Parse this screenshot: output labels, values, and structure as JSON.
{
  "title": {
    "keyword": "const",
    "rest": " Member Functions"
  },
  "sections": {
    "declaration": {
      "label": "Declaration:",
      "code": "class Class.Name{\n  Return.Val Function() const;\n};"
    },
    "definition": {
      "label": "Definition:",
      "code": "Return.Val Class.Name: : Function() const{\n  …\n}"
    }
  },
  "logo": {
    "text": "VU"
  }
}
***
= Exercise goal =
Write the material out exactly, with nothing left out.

= Answer to the problem =
Parse this screenshot: output labels, values, and structure as JSON.
{
  "title": {
    "keyword": "const",
    "rest": " Member Functions"
  },
  "sections": {
    "declaration": {
      "label": "Declaration:",
      "code": "class Class.Name{\n  Return.Val Function() const;\n};"
    },
    "definition": {
      "label": "Definition:",
      "code": "Return.Val Class.Name: : Function() const{\n  …\n}"
    }
  },
  "logo": {
    "text": "VU"
  }
}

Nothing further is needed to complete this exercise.